I always felt like their Norwegian heritage was an important influence in who they were as people. So, while I knew Norway wasn’t going to actually be like Grandma and Grandpa's, I just wanted to experience a sliver of where it originally came from.
Oslo, Norway may have had that folksy feeling before the oil. Today, the discovery of significant petroleum reserves in the North Sea has made Norway one of the richest countries in the world with the largest sovereign wealth fund approaching a trillion dollars. After centuries of being known as a country of poor farmers (with a penchant for trolls and gnomes), I must say, go Norge!
So, what are they doing with all that money? Well, they are trying to spend it, but these are practical people and you don't overturn centuries of low-frills pragmatism overnight.
They do have some nice cars. Tesla is the number one selling auto in Norway (and the second largest market after the US), shocking when you consider the price tag of nearly $100,000. In a bizarre case of guilt and atonement, while they made their money on oil, they favor electric cars.
They are also creating amazing buildings. It’s an architect's dream in Oslo with ultra-modern structures transforming the city on a massive scale. The Aker Brygge district is one example of this architectural makeover with upscale condos, a modern art museum and high-end restaurants forming a luxurious waterfront cocoon.
Naturally, all that money has brought in investment bankers, venture capitalists and consultants and to house them, a block of architecturally significant office buildings known collectively as Bar Code was built.
After our first day of walking around touring this high-end city, I thought I might have to seek out the ‘real’ Norway in Gjovik, a two hour train ride north of Oslo and birthplace of Grandma’s relatives.
Traditional travel wisdom advises one to avoid the game of seeking out the ‘real’ in a place. Everywhere is real and the trick is to accept things for what they are, not what you want them to be.
After this pep talk, I decided to focus Day Two on people. Despite the signs of wealth, Oslo doesn’t give off a high power vibe or put on airs. The Norwegians I encountered are stoic, proud and down-to-earth, much like their relatives in Oslo, Minnesota. What is it- the cold temperatures and lutefisk consumption?
We stopped for lunch at Engebret Café, which provided a bit of that familiar feeling. The oldest restaurant in Oslo, it was filled with older Norwegian men eating smorbrod (open-faced sandwiches) and drinking black coffee. Their voices were low and pleasant with an occasional chuckle punctuating their good-natured conversation.
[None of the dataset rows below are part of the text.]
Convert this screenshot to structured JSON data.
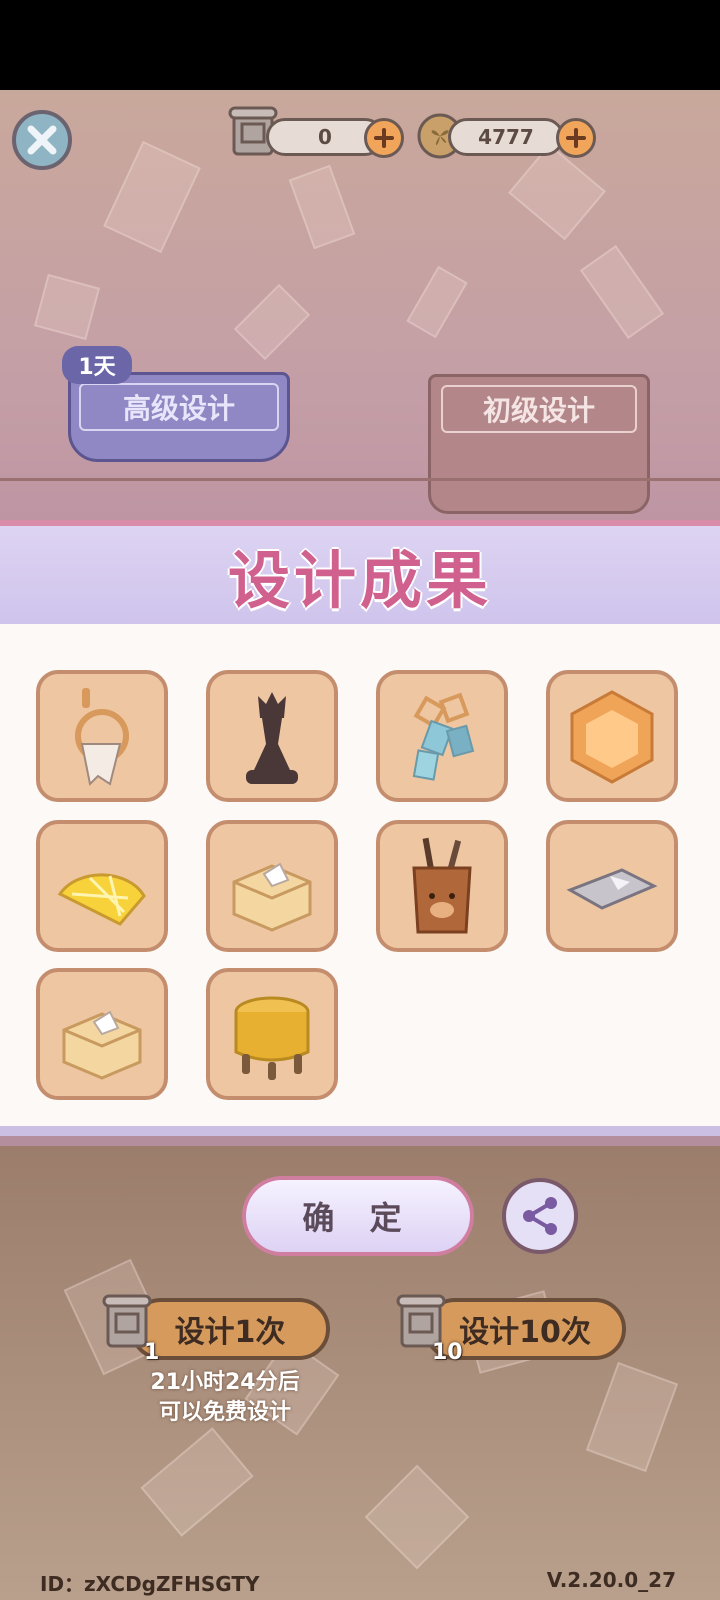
{
  "resources": {
    "scrolls": {
      "value": "0",
      "icon": "scroll-icon"
    },
    "coins": {
      "value": "4777",
      "icon": "clover-coin-icon"
    }
  },
  "tabs": {
    "advanced": {
      "label": "高级设计",
      "badge": "1天"
    },
    "basic": {
      "label": "初级设计"
    }
  },
  "result": {
    "title": "设计成果",
    "items": [
      {
        "name": "towel-ring-icon"
      },
      {
        "name": "chess-queen-icon"
      },
      {
        "name": "chain-lamp-icon"
      },
      {
        "name": "corner-sofa-icon"
      },
      {
        "name": "lemon-slice-icon"
      },
      {
        "name": "tissue-box-icon"
      },
      {
        "name": "bear-pen-holder-icon"
      },
      {
        "name": "mat-icon"
      },
      {
        "name": "tissue-box-icon"
      },
      {
        "name": "stool-icon"
      }
    ]
  },
  "actions": {
    "confirm_label": "确 定",
    "design_once_label": "设计1次",
    "design_once_cost": "1",
    "design_ten_label": "设计10次",
    "design_ten_cost": "10",
    "free_hint_line1": "21小时24分后",
    "free_hint_line2": "可以免费设计"
  },
  "footer": {
    "id": "ID：zXCDgZFHSGTY",
    "version": "V.2.20.0_27"
  },
  "colors": {
    "accent_pink": "#d0608e",
    "card_bg": "#eec7a2",
    "button_brown": "#d69a5c"
  }
}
It reminded me of the men playing cards around the Hoff kitchen table.
The waitress asked about our plans in Norway and when I mentioned we had three days in Oslo before leaving for Stockholm, she lamented, ‘What a pity, you should get out and see the real Norway instead of Oslo.’
So much for traditional wisdom. Maybe I should have hopped that train to Gjovik?
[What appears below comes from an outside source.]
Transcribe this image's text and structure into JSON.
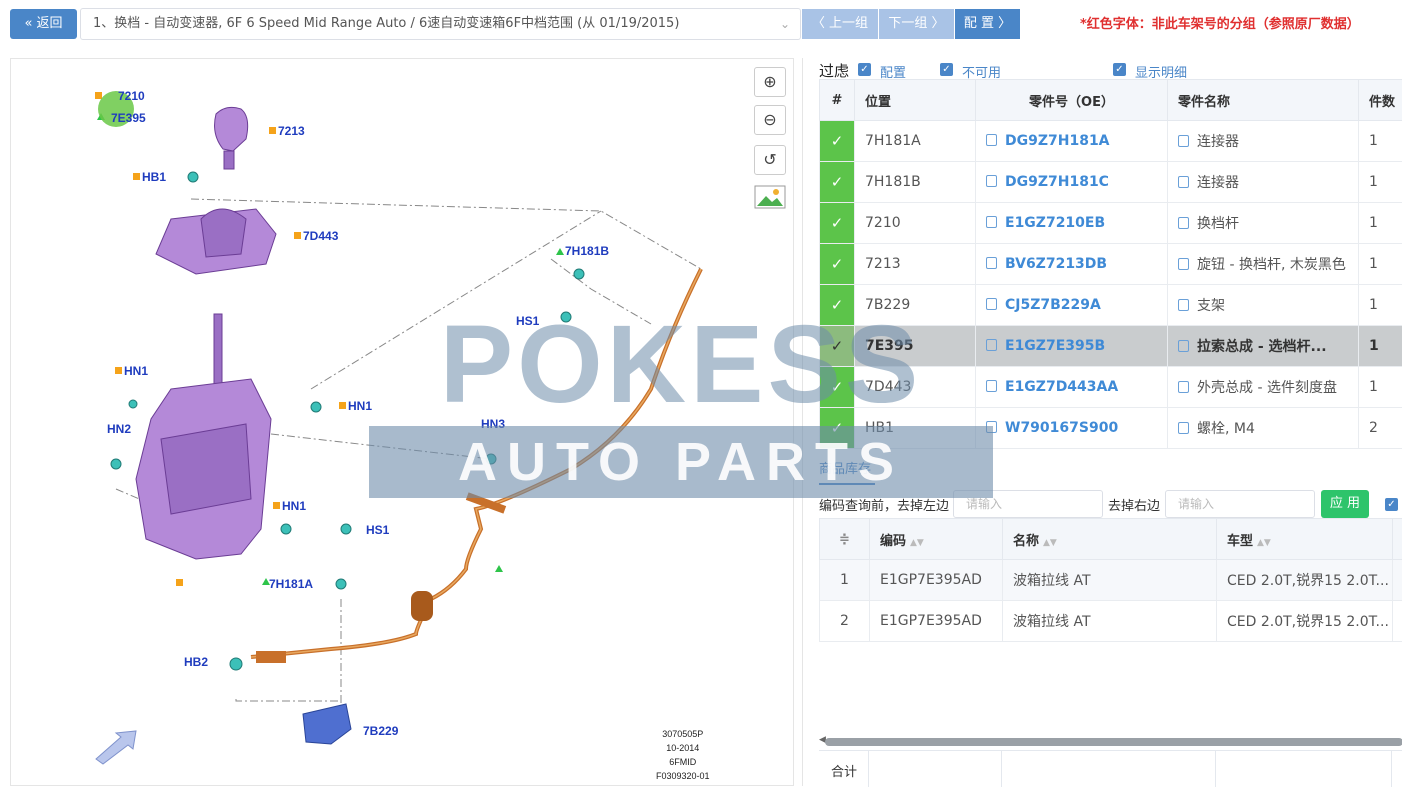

Holmenkollen Ski Jump was another favorite, providing a ‘wild soul’ moment. Even though the season was over, I had the overwhelming urge to tuck into a crouch and ski down the slope. While the ski jump offers spectacular views, I loved the museum inside even more as it details the history of ski jump and cross country skiing in Norway. So while the outside looks futuristic, inside is filled with old skis, examples of Rosemaling and photos of families skiing while dressed in national costume.
Perry is in the lower lefthand corner
On Day Three, we did the typical tourist circuit with a Fjord cruise and museum hopping.
So, is Oslo really my spirit animal? Did its traits resonate deeply in my soul? Maybe not, but Oslo is a very lovely city- safe, clean, livable and her people are friendly. While it didn't feel exactly like I expected (isn't that life, really?), the reality turned out even better.
I did get one thing right. Black coffee and lefse. Good, strong filter coffee was available everywhere and lefse is available year round in the bakery alongside the sliced bread.
Turns out, these are my people